Medical Science online master’s degree gives students more options
By Jan Jarvis
The Medical Science master’s degree program is now available online to help students achieve their career goals in becoming healthcare providers.
The online option is designed for students who want to improve their qualifications for applying to medical, dental, pharmacy or other professional schools while also balancing work, family and education, said Dr. Lisa Hodge, Director of the MS in Medical Science Program.
“It is for individuals who dream of pursuing a clinical career, but for various reasons, they just can’t come to campus,” she said. “Maybe they work and can’t be in class all day, or perhaps they just can’t relocate to Fort Worth. With the online option, students can live anywhere and still attend.”
The new Medical Science option is offered 100% online and designed to be completed in one year. The deadline to apply for the fall semester is June 15. With three starting points each year, students can begin classes in the semester most convenient for them, Dr. Hodge said.
The online option will allow students to take the same curriculum as those on campus, with one exception: gross anatomy training will use computer modeling.
“Learning online is different in that students won’t have an anatomy lab and the cadaver dissection that goes along with it,” said Rustin Reeves, PhD, Director of the Center for Anatomical Sciences. “But online anatomy can be quite successful when presented in the same clinical context of United States Medical Licensing Examination board exams. I found out quickly that students love this approach, and feel this is the best way to prepare for professional schools.”
Students taking the online option will work individually with a faculty advisor and have an opportunity to improve their professional school applications and interview skills.
Just like those in the on-site cohort, online students must enroll full time. They won’t be able to take one or two classes at a time, and for a good reason.
“The Medical Science program prepares students for the rigors of healthcare education,” Dr. Hodge said. “This approach allows students to demonstrate they can master material at the same level and pace as taught in those schools.”

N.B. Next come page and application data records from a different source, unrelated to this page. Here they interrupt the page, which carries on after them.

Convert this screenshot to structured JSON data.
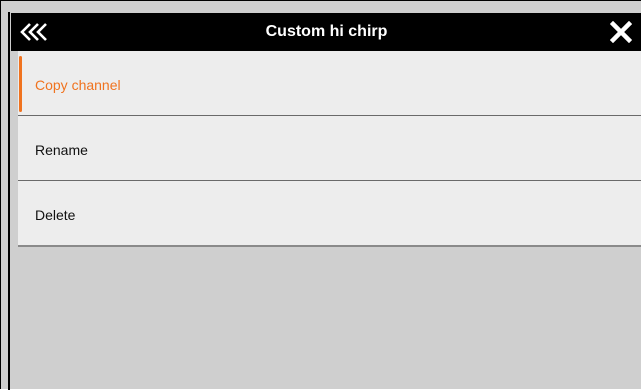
{
  "header": {
    "title": "Custom hi chirp",
    "back_icon": "double-chevron-left-icon",
    "close_icon": "close-icon"
  },
  "menu": {
    "items": [
      {
        "label": "Copy channel",
        "active": true
      },
      {
        "label": "Rename",
        "active": false
      },
      {
        "label": "Delete",
        "active": false
      }
    ]
  },
  "colors": {
    "accent": "#f0731f",
    "titlebar": "#000000",
    "menu_bg": "#ededed",
    "background": "#cfcfcf"
  }
}
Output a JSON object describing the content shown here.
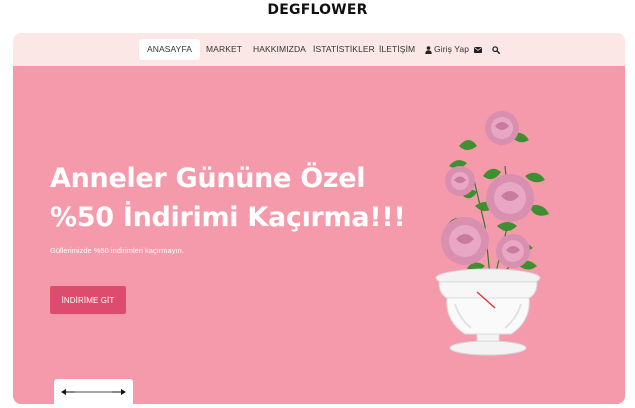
{
  "brand": {
    "name": "DEGFLOWER"
  },
  "nav": {
    "items": [
      {
        "label": "ANASAYFA",
        "active": true
      },
      {
        "label": "MARKET"
      },
      {
        "label": "HAKKIMIZDA"
      },
      {
        "label": "İSTATİSTİKLER"
      },
      {
        "label": "İLETİŞİM"
      }
    ],
    "login_label": "Giriş Yap",
    "icons": [
      "user-icon",
      "mail-icon",
      "search-icon"
    ]
  },
  "hero": {
    "headline_line1": "Anneler Gününe Özel",
    "headline_line2": "%50 İndirimi Kaçırma!!!",
    "subtext": "Güllerimizde %50 indirimleri kaçırmayın.",
    "cta_label": "İNDİRİME GİT",
    "background_color": "#f59aaa",
    "cta_color": "#dd4c6c"
  },
  "slider": {
    "icons": [
      "arrow-left-icon",
      "arrow-right-icon"
    ]
  }
}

Entrance examinations will not be required for admission to the online option. The entrance exam registration fees are expensive, as are preparation courses, and might be out of reach for many applicants, Dr. Hodge said.
“We hope this opens a door for deserving students to pursue their dreams of working in healthcare,” she said.
Since the Medical Science program was introduced 20 years ago, it has been very successful. From the class that graduated in 2017, approximately 82 percent were successful in gaining admission to medical and dental schools.
For many, the timing is right to pursue a new career.
“I know many of those who are under stay-at-home orders and seeing the critical need, have been thinking about becoming healthcare providers,” Dr. Hodge said. “My advice is to please pursue it; we can help you achieve your goal.”
By Diane Smith-Pinckney The University of North Texas Health Science Center at Fort Worth (HSC) is working with the Fort Worth Independent School District to reward outstanding educators by sponsoring the Chair for Teaching Excellence in Secondary Science. Sponsorships from commu...Read more
Jul 22, 2021
By Steven Bartolotta The bus in Manchester, England was full of Team USA basketball superstars and waiting for one more to climb aboard. Texas College of Osteopathic Medicine alumnus Dr. Paul Saenz was sitting next to the last empty seat on the bus and, when the late superst...Read more
Jul 20, 2021
By Sally Crocker Imagine trying to safely navigate the COVID-19 pandemic while living in a rural community with limited internet access and being unable to go online to keep up with changing health guidance. Or if English wasn’t your native language and you had to translate urgent health in...Read more
Jul 19, 2021
By Diane Smith-Pinckney When experts delve into data on infant and maternal mortality, they find troubling trends. In Texas, Non-Hispanic Black mothers and infants “have significantly higher rates in infant mortality preterm birth, low birth weight, pregnancy-related depression...Read more
Jul 13, 2021